(App and web page records)

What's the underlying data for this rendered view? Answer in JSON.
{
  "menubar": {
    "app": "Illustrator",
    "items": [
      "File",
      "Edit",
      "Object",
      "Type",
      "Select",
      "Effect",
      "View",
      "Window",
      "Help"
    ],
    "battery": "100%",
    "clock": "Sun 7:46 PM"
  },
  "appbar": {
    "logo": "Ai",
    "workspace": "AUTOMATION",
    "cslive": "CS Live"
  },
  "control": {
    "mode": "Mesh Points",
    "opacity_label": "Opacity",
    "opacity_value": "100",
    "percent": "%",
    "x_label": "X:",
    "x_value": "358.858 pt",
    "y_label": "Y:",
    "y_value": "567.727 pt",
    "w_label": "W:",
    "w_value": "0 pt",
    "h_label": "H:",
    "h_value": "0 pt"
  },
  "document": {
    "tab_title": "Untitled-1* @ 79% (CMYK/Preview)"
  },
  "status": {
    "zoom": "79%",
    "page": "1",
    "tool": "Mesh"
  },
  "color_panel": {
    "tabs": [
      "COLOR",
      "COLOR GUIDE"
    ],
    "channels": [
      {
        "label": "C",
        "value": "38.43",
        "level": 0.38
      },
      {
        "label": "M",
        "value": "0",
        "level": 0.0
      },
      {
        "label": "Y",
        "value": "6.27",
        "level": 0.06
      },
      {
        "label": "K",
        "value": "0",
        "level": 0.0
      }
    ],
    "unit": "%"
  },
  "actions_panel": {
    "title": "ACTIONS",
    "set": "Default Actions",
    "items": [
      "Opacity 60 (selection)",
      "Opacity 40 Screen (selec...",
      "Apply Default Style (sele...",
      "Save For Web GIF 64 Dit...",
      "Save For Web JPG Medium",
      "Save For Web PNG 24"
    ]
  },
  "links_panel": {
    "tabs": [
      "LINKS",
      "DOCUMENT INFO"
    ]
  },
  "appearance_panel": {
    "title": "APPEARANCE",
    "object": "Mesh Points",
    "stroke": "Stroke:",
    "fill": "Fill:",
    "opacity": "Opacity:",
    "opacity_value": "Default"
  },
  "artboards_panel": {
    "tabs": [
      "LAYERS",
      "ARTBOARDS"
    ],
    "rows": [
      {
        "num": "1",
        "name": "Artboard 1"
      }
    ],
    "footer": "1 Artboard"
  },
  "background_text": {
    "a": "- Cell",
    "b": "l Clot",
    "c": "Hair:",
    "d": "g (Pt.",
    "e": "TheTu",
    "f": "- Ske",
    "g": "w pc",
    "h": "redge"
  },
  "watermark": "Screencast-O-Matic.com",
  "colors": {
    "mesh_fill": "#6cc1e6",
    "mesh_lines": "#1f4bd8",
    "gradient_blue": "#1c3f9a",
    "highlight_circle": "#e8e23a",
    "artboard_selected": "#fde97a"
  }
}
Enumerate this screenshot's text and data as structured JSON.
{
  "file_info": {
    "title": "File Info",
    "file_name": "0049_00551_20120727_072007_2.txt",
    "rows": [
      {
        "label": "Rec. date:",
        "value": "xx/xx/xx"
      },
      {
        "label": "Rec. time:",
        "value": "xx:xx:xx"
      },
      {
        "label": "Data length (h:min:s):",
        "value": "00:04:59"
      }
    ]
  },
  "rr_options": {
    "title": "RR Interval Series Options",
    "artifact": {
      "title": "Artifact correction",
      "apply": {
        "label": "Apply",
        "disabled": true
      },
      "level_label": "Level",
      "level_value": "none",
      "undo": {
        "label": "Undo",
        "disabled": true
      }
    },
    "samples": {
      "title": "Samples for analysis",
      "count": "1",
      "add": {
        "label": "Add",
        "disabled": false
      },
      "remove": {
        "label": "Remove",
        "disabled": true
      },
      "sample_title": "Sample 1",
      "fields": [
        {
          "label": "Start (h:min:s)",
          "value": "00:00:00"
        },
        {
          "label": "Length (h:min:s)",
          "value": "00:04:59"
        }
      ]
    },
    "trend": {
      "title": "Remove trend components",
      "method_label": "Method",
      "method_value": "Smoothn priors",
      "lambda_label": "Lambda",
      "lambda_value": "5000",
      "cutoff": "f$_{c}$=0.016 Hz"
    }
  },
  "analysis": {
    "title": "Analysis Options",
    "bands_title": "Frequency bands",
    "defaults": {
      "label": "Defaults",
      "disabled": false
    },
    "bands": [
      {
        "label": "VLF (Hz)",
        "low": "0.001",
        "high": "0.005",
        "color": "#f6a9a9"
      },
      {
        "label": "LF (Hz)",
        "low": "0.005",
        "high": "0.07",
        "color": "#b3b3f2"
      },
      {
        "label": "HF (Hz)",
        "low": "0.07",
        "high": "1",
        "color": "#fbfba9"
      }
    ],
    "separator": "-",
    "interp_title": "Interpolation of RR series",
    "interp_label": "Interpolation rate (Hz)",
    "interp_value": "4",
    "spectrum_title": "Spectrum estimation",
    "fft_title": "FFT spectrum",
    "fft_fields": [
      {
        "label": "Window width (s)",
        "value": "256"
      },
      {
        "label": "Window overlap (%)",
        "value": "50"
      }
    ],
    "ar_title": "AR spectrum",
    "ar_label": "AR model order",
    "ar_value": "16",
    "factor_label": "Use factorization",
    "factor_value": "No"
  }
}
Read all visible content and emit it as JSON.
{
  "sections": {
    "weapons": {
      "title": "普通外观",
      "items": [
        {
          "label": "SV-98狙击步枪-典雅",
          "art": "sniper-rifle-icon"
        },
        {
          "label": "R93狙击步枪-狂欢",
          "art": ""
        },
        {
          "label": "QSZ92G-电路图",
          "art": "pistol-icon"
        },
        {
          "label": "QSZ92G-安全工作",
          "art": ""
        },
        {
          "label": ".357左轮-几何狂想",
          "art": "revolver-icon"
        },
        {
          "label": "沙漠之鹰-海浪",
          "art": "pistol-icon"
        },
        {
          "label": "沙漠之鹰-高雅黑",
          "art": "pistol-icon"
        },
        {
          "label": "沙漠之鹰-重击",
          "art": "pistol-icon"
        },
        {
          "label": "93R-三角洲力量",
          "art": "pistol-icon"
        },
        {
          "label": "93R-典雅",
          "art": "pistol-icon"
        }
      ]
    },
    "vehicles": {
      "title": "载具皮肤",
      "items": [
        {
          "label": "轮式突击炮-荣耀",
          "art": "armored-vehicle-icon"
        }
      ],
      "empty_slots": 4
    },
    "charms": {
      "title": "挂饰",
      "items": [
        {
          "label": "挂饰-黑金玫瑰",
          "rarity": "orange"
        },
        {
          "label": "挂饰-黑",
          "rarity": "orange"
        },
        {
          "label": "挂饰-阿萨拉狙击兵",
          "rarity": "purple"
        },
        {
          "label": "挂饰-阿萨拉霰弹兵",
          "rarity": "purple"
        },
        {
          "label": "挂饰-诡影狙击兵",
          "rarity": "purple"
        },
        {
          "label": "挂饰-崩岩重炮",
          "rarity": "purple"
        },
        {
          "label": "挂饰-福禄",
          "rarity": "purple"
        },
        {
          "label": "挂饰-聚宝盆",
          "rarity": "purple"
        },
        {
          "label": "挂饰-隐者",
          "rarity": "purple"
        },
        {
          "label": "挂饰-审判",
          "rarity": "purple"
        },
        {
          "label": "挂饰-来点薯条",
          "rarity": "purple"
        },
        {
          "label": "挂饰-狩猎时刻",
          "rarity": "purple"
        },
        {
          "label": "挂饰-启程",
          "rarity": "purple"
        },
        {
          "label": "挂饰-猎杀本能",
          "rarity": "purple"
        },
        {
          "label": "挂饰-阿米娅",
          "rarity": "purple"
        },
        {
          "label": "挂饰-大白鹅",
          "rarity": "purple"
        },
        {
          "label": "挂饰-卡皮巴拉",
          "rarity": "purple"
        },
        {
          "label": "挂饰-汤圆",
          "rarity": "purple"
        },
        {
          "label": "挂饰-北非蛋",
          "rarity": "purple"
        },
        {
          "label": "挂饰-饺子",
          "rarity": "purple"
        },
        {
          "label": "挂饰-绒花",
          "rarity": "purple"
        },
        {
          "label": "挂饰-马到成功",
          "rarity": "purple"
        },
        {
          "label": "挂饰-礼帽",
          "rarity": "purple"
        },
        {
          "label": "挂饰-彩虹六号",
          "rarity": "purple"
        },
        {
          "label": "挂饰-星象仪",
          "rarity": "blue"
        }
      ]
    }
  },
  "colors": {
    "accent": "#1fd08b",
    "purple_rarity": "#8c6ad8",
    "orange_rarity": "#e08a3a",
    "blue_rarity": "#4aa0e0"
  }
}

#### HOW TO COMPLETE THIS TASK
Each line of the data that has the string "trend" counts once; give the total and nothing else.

#### RESPONSE TO THIS EXERCISE
2